I have gone through a lot of changes in the past year and more specifically in the past month. I don’t know why you’re reading this, but thank you for doing so. I know your time is valuable and I still don’t know how to express gratitude to that effect quite yet so maybe with a bit more background information this “thanks” may affect you in a different way.
Well, I suppose I might as well let the cat out of the bag to begin with: I was recently diagnosed with Bipolar Disorder. It all “started” Thursday July 14, when I suffered a “break” with reality, causing my friends, family, and coworkers to be concerned for my well being. Unaware of all this, I assumed that I was being “kidnapped” and forced against my will everywhere I went and entered the emergency room kicking and screaming against the better judgement of my mom and best friends. Even looking back on this incident, I know I wasn’t myself and I feel so ashamed that it got to such a breaking point. To my friends who were there in that moment, thank you. Thank you for recognizing that just because I thought I was brilliant, it doesn’t mean I wasn’t suffering deep inside despite my own happy train of thought. Thank you for putting up with my shenanigans for the past few months and for the coming months if I forget to say thank you again. I don’t know where I would be without you, and even if it took me to one of the lowest lows, I will never forget the amount of support and love I received from all of you. Thank you.
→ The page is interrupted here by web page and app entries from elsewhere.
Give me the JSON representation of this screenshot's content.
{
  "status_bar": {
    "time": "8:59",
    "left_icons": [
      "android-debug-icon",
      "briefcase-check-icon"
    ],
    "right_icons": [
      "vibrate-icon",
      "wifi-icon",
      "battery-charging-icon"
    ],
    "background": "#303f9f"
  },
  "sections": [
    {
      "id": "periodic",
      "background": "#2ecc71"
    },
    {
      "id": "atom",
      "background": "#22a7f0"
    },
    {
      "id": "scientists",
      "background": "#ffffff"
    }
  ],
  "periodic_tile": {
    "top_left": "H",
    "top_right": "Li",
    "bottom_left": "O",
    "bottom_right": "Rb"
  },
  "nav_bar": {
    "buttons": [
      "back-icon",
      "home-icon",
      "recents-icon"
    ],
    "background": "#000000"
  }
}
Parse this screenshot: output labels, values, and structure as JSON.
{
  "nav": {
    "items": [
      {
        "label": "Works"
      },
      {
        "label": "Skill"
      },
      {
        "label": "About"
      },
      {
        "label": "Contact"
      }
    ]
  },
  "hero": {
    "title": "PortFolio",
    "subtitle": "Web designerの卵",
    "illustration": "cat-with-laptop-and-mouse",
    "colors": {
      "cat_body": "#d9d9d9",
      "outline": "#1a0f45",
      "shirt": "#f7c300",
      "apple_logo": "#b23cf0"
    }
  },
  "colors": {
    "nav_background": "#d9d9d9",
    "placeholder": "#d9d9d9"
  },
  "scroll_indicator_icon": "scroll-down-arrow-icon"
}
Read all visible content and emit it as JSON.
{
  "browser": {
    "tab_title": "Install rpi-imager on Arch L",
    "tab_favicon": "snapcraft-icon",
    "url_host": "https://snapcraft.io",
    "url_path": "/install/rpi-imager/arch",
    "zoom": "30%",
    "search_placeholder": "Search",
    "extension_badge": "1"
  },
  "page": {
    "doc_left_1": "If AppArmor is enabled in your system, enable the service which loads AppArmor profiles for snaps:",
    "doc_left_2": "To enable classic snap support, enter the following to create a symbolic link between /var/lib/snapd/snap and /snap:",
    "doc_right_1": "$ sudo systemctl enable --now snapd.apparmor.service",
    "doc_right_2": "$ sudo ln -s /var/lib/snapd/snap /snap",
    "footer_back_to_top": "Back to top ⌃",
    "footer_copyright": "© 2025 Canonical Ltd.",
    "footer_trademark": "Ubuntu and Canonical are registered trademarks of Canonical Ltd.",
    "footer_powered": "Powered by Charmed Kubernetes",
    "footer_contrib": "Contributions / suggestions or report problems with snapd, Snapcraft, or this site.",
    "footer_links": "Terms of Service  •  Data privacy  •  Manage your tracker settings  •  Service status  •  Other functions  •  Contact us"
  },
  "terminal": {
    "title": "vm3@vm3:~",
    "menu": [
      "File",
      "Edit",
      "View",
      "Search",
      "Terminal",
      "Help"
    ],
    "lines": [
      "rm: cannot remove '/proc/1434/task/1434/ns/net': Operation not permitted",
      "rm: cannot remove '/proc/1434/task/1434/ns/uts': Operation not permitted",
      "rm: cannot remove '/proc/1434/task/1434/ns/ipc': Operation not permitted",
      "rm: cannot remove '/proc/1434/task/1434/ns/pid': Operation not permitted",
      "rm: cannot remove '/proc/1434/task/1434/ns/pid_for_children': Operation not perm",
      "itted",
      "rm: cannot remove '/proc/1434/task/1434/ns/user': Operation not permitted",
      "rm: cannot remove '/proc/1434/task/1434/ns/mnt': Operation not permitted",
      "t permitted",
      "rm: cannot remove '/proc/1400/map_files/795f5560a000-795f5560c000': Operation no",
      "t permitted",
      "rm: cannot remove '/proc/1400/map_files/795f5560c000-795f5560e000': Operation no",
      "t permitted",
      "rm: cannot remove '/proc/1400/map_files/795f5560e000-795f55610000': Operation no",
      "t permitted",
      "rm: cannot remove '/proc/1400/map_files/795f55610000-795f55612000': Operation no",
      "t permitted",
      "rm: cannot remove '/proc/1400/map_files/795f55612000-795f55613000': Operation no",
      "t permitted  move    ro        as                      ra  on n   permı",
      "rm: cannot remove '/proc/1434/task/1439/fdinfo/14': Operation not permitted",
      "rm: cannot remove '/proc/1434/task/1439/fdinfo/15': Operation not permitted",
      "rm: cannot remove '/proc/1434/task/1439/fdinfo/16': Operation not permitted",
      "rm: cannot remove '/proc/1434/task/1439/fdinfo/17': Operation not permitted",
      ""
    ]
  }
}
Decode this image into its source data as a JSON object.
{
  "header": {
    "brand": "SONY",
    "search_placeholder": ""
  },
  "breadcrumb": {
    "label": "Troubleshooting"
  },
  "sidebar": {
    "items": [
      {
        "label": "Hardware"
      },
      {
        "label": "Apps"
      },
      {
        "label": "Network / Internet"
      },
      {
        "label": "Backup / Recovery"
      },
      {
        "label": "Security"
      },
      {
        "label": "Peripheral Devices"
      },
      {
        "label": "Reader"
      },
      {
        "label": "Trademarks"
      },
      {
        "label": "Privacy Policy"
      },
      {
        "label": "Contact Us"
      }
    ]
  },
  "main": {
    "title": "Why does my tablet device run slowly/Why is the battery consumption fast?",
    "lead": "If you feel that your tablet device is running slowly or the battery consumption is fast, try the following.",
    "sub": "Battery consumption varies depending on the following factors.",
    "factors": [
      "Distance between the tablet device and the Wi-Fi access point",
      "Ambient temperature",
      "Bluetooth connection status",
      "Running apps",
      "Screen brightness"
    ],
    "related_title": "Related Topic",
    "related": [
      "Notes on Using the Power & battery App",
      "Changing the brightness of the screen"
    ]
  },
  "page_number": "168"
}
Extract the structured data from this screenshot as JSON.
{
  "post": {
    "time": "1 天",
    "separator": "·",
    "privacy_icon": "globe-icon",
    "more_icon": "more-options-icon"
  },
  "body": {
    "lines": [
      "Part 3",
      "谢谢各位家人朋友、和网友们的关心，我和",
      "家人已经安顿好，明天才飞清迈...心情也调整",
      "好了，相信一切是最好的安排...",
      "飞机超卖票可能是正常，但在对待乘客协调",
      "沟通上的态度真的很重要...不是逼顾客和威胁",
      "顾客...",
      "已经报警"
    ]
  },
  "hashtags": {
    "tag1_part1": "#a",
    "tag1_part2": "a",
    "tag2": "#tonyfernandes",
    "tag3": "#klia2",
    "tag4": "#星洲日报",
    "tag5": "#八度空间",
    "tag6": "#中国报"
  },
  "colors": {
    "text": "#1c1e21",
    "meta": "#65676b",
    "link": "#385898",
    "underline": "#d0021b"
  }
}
Thank you for continuing. I don’t know how much you know me or think you do, but for me the hard part to talk about is what came after July 14. I was hospitalized and observed for a period of at least three days although no one really seems to know exactly how long I was hospitalized since I technically signed myself into the “rehabilitation center” (though I have no memory of this occurring, neither do my parents or friends). At this center I was observed showering, eating, listening, watching, cleaning, chatting, using the telephone, denied basic information such as the answer to the question “what is this medicine for” and subsequently reprimanded for my “refusal to comply”. If I wasn’t crazy before, I certainly was crazy in that institution. I don’t know how much of what happened inside was actually real, but I’ve never felt more like a prisoner in my life, and I never hope to feel that way again. I am choosing to share this very personal account because I still feel the need to say thank you to this institution. They made me suffer in ways I don’t even comprehend, but I won. I got out. I made myself stronger to overcome those barriers. I had something to fight for, and more importantly, I had a network fighting for me.
Thank you so much to all my friends and family for saving me every single day, thank you for caring and proving it not only with your words, but with your actions. I know I may do “crazy” things sometimes, and I know that I have “big” ideas…but thank you for listening anyway. I know this is going to be a long process of me “figuring out who I am” and if you want to stick around and help me along the way, I will gladly say again, thank you.
For a bit more information about Bipolar Disorder please visit: https://www.nimh.nih.gov/health/topics/bipolar-disorder/index.shtml
And if you have any questions about me or my story please don’t hesitate to ask! I’m still learning more about what happened to me, what I did, and I would love any additional insight into my situation.